"We heard from a lot of traveling artists that this works better for them. They are saying, 'Great! Now I can finally come to the (Boulder) festival,' " Ortolano says.
This year's festival also will feature "Fringe Central" at the brand-new Agora at the Riverside next to Boulder Creek near the intersection of Broadway and Arapahoe Avenue. Although performances will take place at seven venues, most will be held at the Agora, a recently opened mixed-use space that triples as a high-end restaurant, co-working space and performance venue.
"We're putting 200 events in there over 12 days, each with 100 people or maybe more, and everyone can hang out and drink and eat," Ortolano says.
Last year's festival tried the hub approach at the defunct Folsom Street coffeehouse, but it was somewhat off the beaten track.
"Agora is the perfect location. Right downtown, right by the bandshell" in Boulder's Central Park, Ortolano says.
But, of course, wherever they take place, it's the performances that count, and this year has a packed schedule, from newcomers to old favorites.
Dockery and his acting partner, Vanessa Quesnelle, for instance, will also perform a surreal play, "The Pit," about a couple going through the motions in a tired marriage who suddenly find a bottomless chasm has opened in their living room.
Boulder's Square Product Theatre is back for a sixth consecutive year, this time with crowd favorite Kelsie Huff in "Bruiser," a comic tale anchored to experiences that will be shared by many under-40 audience members. The play is a series of three short solo pieces about the experiences of a girl in 1980s middle America -- Girl Scouts; being dropped off by parents to spend all day at the roller rink; and producing "Jesus Christ Superstar" at church camp with a gay kid who shares her passion for musical theater.
"This is what it was like to grow up American in a very particular time period. It's very funny, but also, these are the things that are hard about growing up in a certain landscape," says Emily Harrison, producing artistic director and co-founder of Square Product.
The show will feature touchstones for that bygone era, as will the front of the house: Twinkies, Skittles, roller skates, Slip 'N Slide and more. "Kelsie talks a lot about eating Skittles," Harrison says. "And her grandma drove a Hostess truck."
Gemma Wilcox, who splits her time between London and Boulder, will perform a 10th-anniversary run of her show "The Honeymoon Is Officially Over," winner of the festival's "Pick of the Fringe" award in 2005 and 2007. Bulgaria-born Margarita Blush, one of the nation's few academics focused on puppet theater, will bring "The Crane Wife," which made its debut at the Boulder Public Library in 2011.

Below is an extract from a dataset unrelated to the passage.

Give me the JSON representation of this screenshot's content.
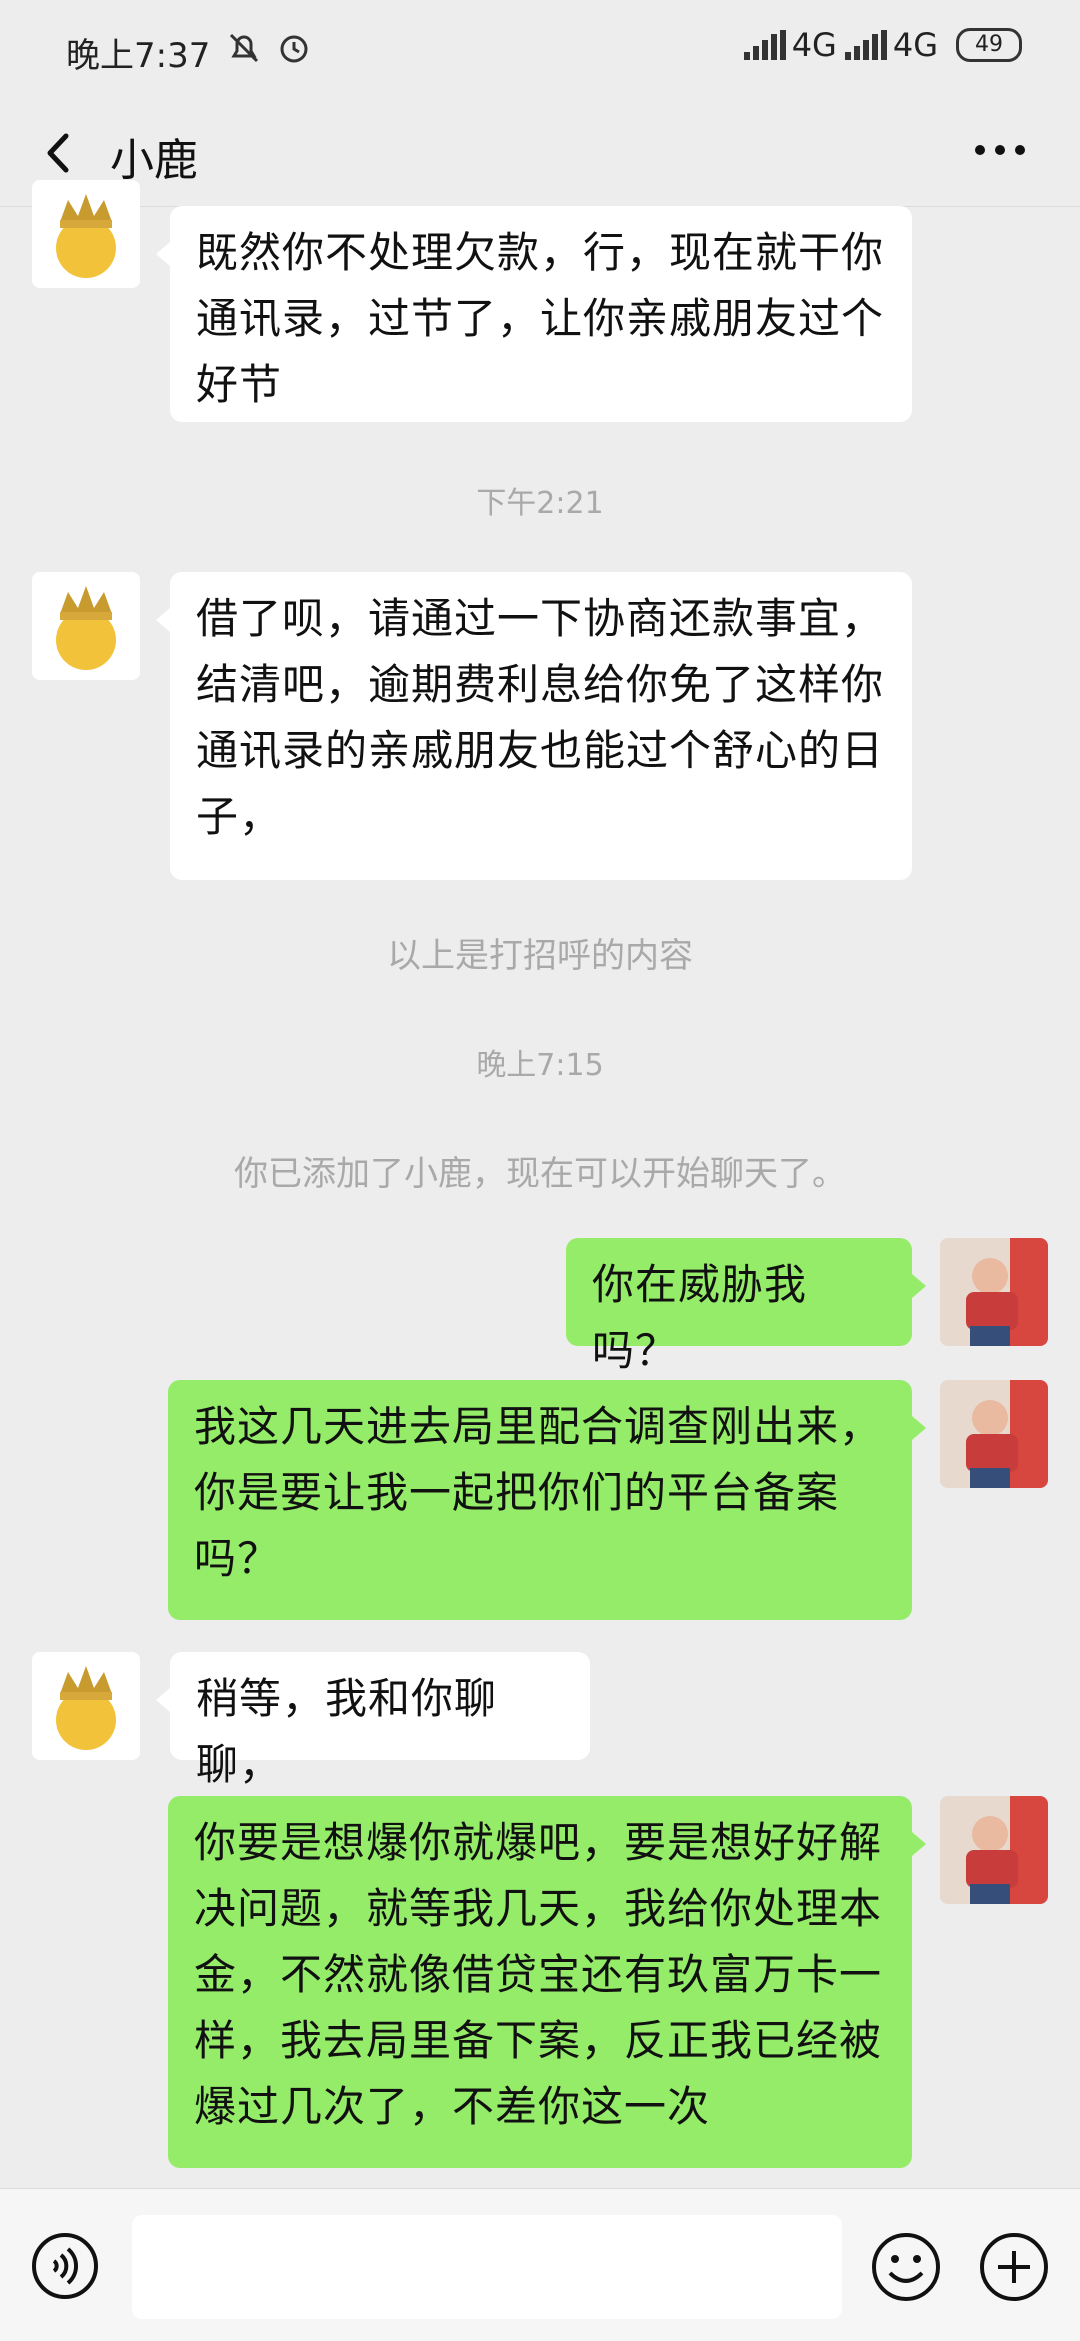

"This is one of the favorite folk tales in Japan," says Blush, who lived in Boulder until taking a job this year as a professor of performance and directing at the University of Connecticut, home of the nation's only extensive puppet theater. Her version of the tale is based heavily on that of storyteller Odds Bodkin.
As always, there will be non-performance events, including an opening-night celebration with an all-you-can-eat buffet, daily late-night talk shows, a story slam modeled after New York's "The MOTH: True Stories Told Live," panels and more. "The Boulder Fringe Festival is one of those events that really brings the community together," Blush says. "I find great value in a community of artists coming together to exchange ideas and innovations, pushing the envelope in non-traditional ways. I love participating in it. It's accessible, fun, thought-provoking and risque, all in one."